Goal of the exercise
Every line of the data below should be retyped exactly.
+++ Input for this task +++
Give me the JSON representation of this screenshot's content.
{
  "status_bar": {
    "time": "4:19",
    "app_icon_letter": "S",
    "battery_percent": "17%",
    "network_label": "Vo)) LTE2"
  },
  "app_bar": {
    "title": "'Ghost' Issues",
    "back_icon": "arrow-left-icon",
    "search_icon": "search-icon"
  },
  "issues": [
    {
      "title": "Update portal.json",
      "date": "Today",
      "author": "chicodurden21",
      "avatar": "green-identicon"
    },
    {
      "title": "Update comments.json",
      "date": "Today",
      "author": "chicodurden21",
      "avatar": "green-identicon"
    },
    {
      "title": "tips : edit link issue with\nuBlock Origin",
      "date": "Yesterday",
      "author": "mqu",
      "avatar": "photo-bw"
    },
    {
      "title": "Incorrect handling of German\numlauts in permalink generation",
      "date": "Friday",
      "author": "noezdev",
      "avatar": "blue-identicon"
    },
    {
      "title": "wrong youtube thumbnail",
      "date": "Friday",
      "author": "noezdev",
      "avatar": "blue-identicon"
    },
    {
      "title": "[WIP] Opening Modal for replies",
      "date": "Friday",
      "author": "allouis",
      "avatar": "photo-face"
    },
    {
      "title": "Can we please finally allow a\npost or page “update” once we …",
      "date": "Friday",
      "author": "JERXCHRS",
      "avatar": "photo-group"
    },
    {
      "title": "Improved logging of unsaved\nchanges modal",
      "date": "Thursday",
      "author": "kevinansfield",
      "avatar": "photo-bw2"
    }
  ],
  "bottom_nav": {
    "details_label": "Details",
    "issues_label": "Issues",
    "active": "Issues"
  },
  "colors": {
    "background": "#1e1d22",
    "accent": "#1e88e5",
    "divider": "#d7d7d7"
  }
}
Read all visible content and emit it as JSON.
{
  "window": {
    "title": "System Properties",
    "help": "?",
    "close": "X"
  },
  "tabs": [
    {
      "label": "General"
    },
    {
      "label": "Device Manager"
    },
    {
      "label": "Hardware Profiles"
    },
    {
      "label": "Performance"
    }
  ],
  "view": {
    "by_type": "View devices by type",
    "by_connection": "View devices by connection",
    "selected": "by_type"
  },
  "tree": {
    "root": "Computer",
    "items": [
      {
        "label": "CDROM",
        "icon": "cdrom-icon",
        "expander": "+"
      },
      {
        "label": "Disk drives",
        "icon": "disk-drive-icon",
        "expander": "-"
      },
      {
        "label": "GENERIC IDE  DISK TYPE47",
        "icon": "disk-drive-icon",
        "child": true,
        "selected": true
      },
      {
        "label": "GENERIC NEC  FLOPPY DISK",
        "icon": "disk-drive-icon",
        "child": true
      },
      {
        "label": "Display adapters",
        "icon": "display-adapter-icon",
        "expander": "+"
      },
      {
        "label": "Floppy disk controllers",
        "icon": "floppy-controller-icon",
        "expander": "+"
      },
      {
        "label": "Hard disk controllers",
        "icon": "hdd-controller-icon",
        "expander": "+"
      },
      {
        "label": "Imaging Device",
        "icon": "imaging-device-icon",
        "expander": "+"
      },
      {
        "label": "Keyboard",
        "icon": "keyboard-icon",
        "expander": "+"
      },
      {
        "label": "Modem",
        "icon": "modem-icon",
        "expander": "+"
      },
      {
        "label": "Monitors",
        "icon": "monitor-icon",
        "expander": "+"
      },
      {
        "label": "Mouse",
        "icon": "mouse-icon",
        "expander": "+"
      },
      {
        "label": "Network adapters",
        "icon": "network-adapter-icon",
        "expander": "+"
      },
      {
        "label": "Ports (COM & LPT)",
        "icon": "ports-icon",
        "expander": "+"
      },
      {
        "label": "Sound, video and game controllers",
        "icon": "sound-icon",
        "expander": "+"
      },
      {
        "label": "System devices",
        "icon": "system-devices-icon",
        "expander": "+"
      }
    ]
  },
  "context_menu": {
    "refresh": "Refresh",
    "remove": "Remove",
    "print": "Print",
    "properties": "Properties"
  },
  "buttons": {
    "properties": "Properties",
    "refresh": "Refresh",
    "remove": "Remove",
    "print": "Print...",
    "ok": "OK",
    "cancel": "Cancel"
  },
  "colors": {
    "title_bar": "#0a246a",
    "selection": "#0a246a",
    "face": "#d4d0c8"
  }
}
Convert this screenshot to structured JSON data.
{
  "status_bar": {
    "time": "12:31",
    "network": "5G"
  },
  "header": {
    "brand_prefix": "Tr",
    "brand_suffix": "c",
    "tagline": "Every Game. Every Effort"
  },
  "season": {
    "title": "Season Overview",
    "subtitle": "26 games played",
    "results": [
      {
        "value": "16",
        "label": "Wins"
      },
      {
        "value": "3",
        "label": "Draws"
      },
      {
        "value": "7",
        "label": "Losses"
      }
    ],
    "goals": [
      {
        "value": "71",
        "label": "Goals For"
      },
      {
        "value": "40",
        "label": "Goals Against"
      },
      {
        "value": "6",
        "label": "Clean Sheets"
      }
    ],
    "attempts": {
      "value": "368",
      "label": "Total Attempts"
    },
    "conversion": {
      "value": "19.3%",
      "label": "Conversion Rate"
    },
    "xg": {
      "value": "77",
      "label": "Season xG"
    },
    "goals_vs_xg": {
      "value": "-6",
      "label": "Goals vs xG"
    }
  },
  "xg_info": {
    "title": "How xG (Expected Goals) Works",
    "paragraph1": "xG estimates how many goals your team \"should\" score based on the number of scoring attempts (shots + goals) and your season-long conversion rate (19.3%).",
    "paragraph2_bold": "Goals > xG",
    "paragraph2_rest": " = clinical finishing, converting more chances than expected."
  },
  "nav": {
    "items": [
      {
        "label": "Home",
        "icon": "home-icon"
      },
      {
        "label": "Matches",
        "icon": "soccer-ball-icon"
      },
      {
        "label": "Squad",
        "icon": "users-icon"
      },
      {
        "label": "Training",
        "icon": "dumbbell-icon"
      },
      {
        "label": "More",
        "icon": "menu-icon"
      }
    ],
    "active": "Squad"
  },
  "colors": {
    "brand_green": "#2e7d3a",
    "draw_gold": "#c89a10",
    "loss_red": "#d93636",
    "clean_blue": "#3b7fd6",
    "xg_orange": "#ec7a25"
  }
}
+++
Problem solution
Give me the JSON representation of this screenshot's content.
{
  "status_bar": {
    "time": "4:19",
    "app_icon_letter": "S",
    "battery_percent": "17%",
    "network_label": "Vo)) LTE2"
  },
  "app_bar": {
    "title": "'Ghost' Issues",
    "back_icon": "arrow-left-icon",
    "search_icon": "search-icon"
  },
  "issues": [
    {
      "title": "Update portal.json",
      "date": "Today",
      "author": "chicodurden21",
      "avatar": "green-identicon"
    },
    {
      "title": "Update comments.json",
      "date": "Today",
      "author": "chicodurden21",
      "avatar": "green-identicon"
    },
    {
      "title": "tips : edit link issue with\nuBlock Origin",
      "date": "Yesterday",
      "author": "mqu",
      "avatar": "photo-bw"
    },
    {
      "title": "Incorrect handling of German\numlauts in permalink generation",
      "date": "Friday",
      "author": "noezdev",
      "avatar": "blue-identicon"
    },
    {
      "title": "wrong youtube thumbnail",
      "date": "Friday",
      "author": "noezdev",
      "avatar": "blue-identicon"
    },
    {
      "title": "[WIP] Opening Modal for replies",
      "date": "Friday",
      "author": "allouis",
      "avatar": "photo-face"
    },
    {
      "title": "Can we please finally allow a\npost or page “update” once we …",
      "date": "Friday",
      "author": "JERXCHRS",
      "avatar": "photo-group"
    },
    {
      "title": "Improved logging of unsaved\nchanges modal",
      "date": "Thursday",
      "author": "kevinansfield",
      "avatar": "photo-bw2"
    }
  ],
  "bottom_nav": {
    "details_label": "Details",
    "issues_label": "Issues",
    "active": "Issues"
  },
  "colors": {
    "background": "#1e1d22",
    "accent": "#1e88e5",
    "divider": "#d7d7d7"
  }
}
Read all visible content and emit it as JSON.
{
  "window": {
    "title": "System Properties",
    "help": "?",
    "close": "X"
  },
  "tabs": [
    {
      "label": "General"
    },
    {
      "label": "Device Manager"
    },
    {
      "label": "Hardware Profiles"
    },
    {
      "label": "Performance"
    }
  ],
  "view": {
    "by_type": "View devices by type",
    "by_connection": "View devices by connection",
    "selected": "by_type"
  },
  "tree": {
    "root": "Computer",
    "items": [
      {
        "label": "CDROM",
        "icon": "cdrom-icon",
        "expander": "+"
      },
      {
        "label": "Disk drives",
        "icon": "disk-drive-icon",
        "expander": "-"
      },
      {
        "label": "GENERIC IDE  DISK TYPE47",
        "icon": "disk-drive-icon",
        "child": true,
        "selected": true
      },
      {
        "label": "GENERIC NEC  FLOPPY DISK",
        "icon": "disk-drive-icon",
        "child": true
      },
      {
        "label": "Display adapters",
        "icon": "display-adapter-icon",
        "expander": "+"
      },
      {
        "label": "Floppy disk controllers",
        "icon": "floppy-controller-icon",
        "expander": "+"
      },
      {
        "label": "Hard disk controllers",
        "icon": "hdd-controller-icon",
        "expander": "+"
      },
      {
        "label": "Imaging Device",
        "icon": "imaging-device-icon",
        "expander": "+"
      },
      {
        "label": "Keyboard",
        "icon": "keyboard-icon",
        "expander": "+"
      },
      {
        "label": "Modem",
        "icon": "modem-icon",
        "expander": "+"
      },
      {
        "label": "Monitors",
        "icon": "monitor-icon",
        "expander": "+"
      },
      {
        "label": "Mouse",
        "icon": "mouse-icon",
        "expander": "+"
      },
      {
        "label": "Network adapters",
        "icon": "network-adapter-icon",
        "expander": "+"
      },
      {
        "label": "Ports (COM & LPT)",
        "icon": "ports-icon",
        "expander": "+"
      },
      {
        "label": "Sound, video and game controllers",
        "icon": "sound-icon",
        "expander": "+"
      },
      {
        "label": "System devices",
        "icon": "system-devices-icon",
        "expander": "+"
      }
    ]
  },
  "context_menu": {
    "refresh": "Refresh",
    "remove": "Remove",
    "print": "Print",
    "properties": "Properties"
  },
  "buttons": {
    "properties": "Properties",
    "refresh": "Refresh",
    "remove": "Remove",
    "print": "Print...",
    "ok": "OK",
    "cancel": "Cancel"
  },
  "colors": {
    "title_bar": "#0a246a",
    "selection": "#0a246a",
    "face": "#d4d0c8"
  }
}
Convert this screenshot to structured JSON data.
{
  "status_bar": {
    "time": "12:31",
    "network": "5G"
  },
  "header": {
    "brand_prefix": "Tr",
    "brand_suffix": "c",
    "tagline": "Every Game. Every Effort"
  },
  "season": {
    "title": "Season Overview",
    "subtitle": "26 games played",
    "results": [
      {
        "value": "16",
        "label": "Wins"
      },
      {
        "value": "3",
        "label": "Draws"
      },
      {
        "value": "7",
        "label": "Losses"
      }
    ],
    "goals": [
      {
        "value": "71",
        "label": "Goals For"
      },
      {
        "value": "40",
        "label": "Goals Against"
      },
      {
        "value": "6",
        "label": "Clean Sheets"
      }
    ],
    "attempts": {
      "value": "368",
      "label": "Total Attempts"
    },
    "conversion": {
      "value": "19.3%",
      "label": "Conversion Rate"
    },
    "xg": {
      "value": "77",
      "label": "Season xG"
    },
    "goals_vs_xg": {
      "value": "-6",
      "label": "Goals vs xG"
    }
  },
  "xg_info": {
    "title": "How xG (Expected Goals) Works",
    "paragraph1": "xG estimates how many goals your team \"should\" score based on the number of scoring attempts (shots + goals) and your season-long conversion rate (19.3%).",
    "paragraph2_bold": "Goals > xG",
    "paragraph2_rest": " = clinical finishing, converting more chances than expected."
  },
  "nav": {
    "items": [
      {
        "label": "Home",
        "icon": "home-icon"
      },
      {
        "label": "Matches",
        "icon": "soccer-ball-icon"
      },
      {
        "label": "Squad",
        "icon": "users-icon"
      },
      {
        "label": "Training",
        "icon": "dumbbell-icon"
      },
      {
        "label": "More",
        "icon": "menu-icon"
      }
    ],
    "active": "Squad"
  },
  "colors": {
    "brand_green": "#2e7d3a",
    "draw_gold": "#c89a10",
    "loss_red": "#d93636",
    "clean_blue": "#3b7fd6",
    "xg_orange": "#ec7a25"
  }
}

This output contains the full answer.